The problem:
Lines where the string "down" appears are to be copied from the entries below.

◇ ◇ ◇

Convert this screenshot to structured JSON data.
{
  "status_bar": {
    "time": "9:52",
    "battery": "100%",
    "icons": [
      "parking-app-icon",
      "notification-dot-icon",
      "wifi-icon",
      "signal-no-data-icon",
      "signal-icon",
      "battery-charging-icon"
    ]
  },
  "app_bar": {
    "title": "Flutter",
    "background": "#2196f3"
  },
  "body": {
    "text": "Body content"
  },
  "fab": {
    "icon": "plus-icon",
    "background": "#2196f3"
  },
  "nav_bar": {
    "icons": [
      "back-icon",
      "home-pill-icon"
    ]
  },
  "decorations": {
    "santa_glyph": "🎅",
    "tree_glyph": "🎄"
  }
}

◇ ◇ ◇

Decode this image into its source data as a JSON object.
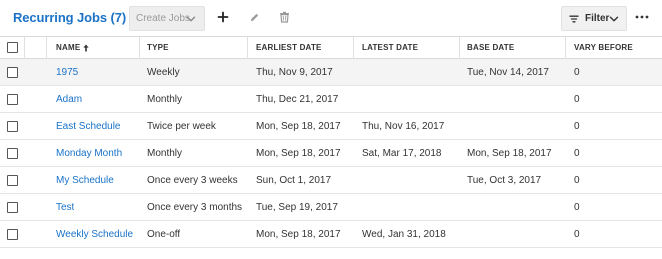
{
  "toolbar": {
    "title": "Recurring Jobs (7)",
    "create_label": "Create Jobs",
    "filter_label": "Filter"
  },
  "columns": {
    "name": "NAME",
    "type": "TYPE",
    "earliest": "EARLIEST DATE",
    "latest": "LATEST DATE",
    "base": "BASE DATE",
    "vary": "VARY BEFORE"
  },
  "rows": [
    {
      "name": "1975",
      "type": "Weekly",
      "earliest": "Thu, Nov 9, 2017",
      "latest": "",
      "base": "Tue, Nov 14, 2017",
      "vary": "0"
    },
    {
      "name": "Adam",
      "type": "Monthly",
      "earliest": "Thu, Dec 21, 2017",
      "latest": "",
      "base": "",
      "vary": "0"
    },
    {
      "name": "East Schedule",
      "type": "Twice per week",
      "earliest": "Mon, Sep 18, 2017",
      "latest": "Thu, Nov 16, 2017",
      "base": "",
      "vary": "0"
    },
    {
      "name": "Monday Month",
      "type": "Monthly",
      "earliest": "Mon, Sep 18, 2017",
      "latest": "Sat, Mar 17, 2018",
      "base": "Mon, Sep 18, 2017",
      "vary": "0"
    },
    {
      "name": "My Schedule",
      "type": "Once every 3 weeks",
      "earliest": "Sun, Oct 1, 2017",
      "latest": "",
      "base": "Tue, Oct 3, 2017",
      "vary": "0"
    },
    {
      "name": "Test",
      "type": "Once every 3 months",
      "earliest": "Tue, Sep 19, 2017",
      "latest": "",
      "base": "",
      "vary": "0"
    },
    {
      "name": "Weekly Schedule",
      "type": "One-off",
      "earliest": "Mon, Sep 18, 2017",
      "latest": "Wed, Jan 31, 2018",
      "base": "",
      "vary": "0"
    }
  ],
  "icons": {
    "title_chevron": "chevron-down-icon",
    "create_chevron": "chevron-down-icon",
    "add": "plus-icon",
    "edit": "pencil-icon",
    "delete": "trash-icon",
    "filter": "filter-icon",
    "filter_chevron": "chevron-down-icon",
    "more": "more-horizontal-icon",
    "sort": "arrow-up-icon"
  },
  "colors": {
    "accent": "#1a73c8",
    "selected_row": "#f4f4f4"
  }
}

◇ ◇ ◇

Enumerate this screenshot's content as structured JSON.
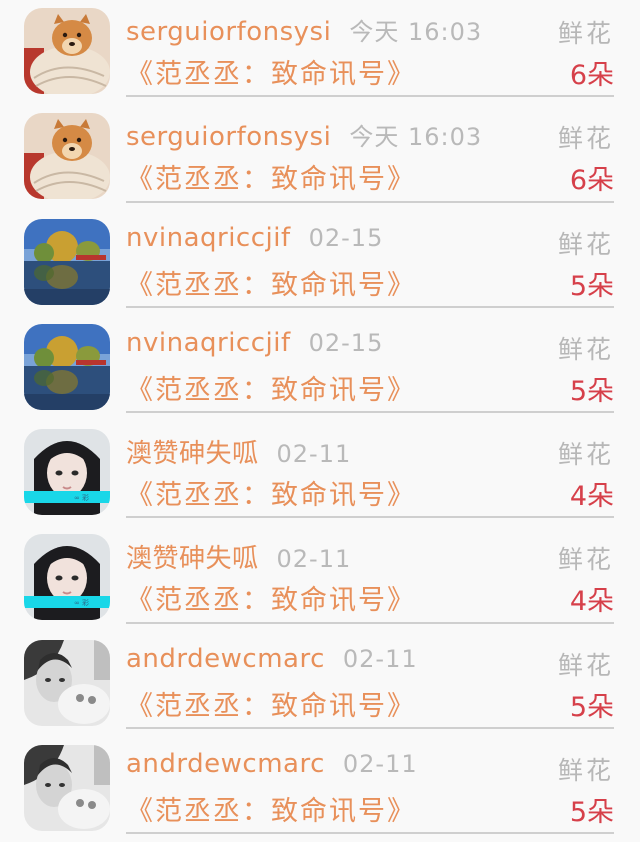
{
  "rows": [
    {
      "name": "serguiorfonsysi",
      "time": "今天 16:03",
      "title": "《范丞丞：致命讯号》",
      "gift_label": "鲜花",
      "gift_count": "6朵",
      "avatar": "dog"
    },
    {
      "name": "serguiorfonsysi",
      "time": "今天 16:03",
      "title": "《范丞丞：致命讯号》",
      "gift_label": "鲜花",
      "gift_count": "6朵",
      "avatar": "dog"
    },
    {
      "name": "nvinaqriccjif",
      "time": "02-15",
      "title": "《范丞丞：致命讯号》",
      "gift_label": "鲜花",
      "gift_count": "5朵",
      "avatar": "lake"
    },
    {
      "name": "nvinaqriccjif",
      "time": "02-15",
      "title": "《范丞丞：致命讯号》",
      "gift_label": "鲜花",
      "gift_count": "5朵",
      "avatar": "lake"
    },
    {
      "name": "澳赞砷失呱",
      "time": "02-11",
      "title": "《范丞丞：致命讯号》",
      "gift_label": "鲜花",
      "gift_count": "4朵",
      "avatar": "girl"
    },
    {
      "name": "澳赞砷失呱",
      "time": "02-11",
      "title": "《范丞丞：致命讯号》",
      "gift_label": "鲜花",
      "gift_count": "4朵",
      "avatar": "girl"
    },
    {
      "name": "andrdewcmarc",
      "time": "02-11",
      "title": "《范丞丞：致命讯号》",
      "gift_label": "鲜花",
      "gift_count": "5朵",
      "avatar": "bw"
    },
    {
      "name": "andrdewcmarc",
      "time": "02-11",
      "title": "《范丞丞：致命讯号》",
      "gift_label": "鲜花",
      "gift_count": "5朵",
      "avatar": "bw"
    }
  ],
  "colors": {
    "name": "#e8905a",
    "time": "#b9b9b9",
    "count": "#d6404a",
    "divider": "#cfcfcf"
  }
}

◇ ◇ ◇

Response below:
    "title_chevron": "chevron-down-icon",
    "create_chevron": "chevron-down-icon",
    "filter_chevron": "chevron-down-icon",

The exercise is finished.